Tim O’Shea: How important is it to you to be able to do the both the interiors and covers for Sinestro?
Dale Eaglesham: Covers have always been an oddity for me. I am much more comfortable with interiors. I tend to be unorthodox with my choice of cover subject and they tend to be a hard sell with good reason. You’ll see what I mean with the cover to issue three. I usually enjoy doing a few but in the end acknowledge that they are simply awkward for me.
Tim O’Shea: As teased in Issue 3, “Sinestro’s daughter, Soranik Natu, is back at her father’s side, whether she likes it or not.” How enjoyable is it to explore familial tension like that?

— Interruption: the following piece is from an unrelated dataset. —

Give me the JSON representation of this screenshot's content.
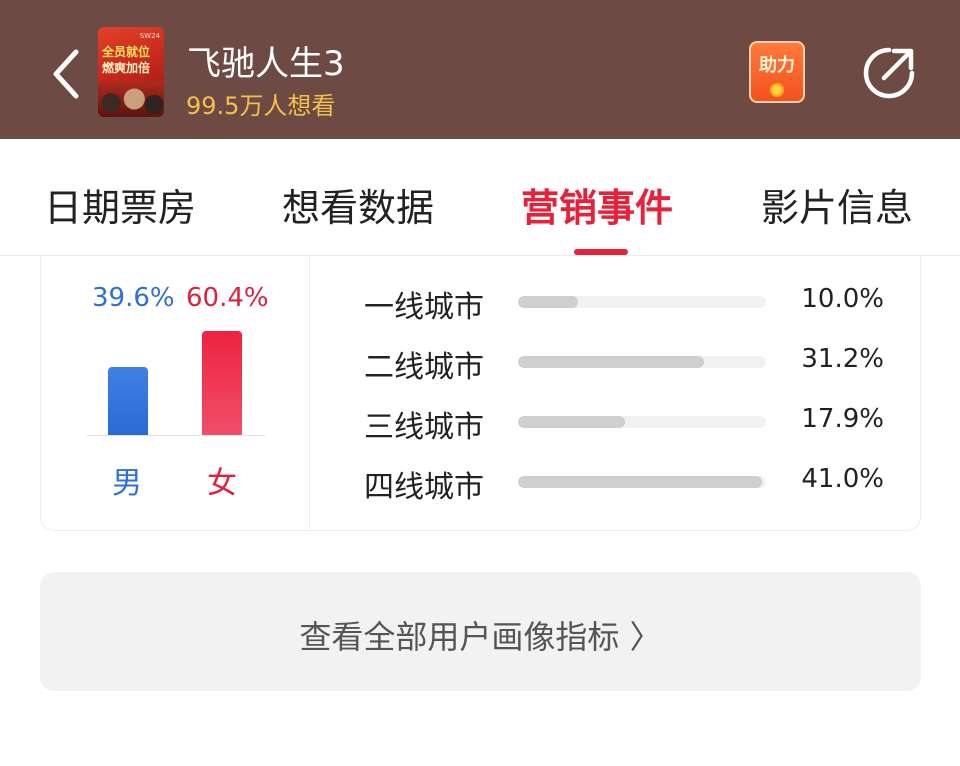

Dale Eaglesham: Ah, yes, Soranik, the doctor, the humanitarian, the care giver . . . and daughter of Sinestro. I think we are already seeing a darker side to her. She has always reined that in and very successfully. However, in this snake pit of murder and mayhem we just might see an unsettling glint in her eyes and explore her dark side more. She will clash with her father and others around her and she will have to be strong enough to withstand these worlds colliding and remain a Green Lantern. Being the daughter of Sinestro, I can see her struggling with this throughout the series and ultimately coming to terms with it.
Tim O’Shea: Care to discuss who is coloring you on Sinestro?
Dale Eaglesham: Our color artist on this series is Jason Wright. I spotted him many years ago when he was coloring Secret Six and loved what he was doing. Jason’s strength is his excellent knowledge of anatomy which results in terrific color sculpting. I made a mental note of his work and when I was asked if there were any colorists I would like to work with, I requested him right away. He didn’t disappoint. He has done brilliant work and has elevated my art to the next level.
Tim O’Shea: When I interviewed you in 2011, you noted how the collaborative process and having “back-and-forth discussions” (with the writer) frequently serves to benefit and inform your work in a positive way. How much back-and-forth discussions are you having with Bunn?
Dale Eaglesham: Not so much back and forth, as we have both been on the same page since the get-go. We both love the same kinds of stories and I feel as though we just synced up right off the bat. We both chuck ideas around about how we can make this book as good as it can be and we have been united in every decision so far. It’s just a good fit and you hope for that in this biz.
Tim O’Shea: What do you most look forward to in terms of getting to explore DC space with this series?
Dale Eaglesham: Kirby dots.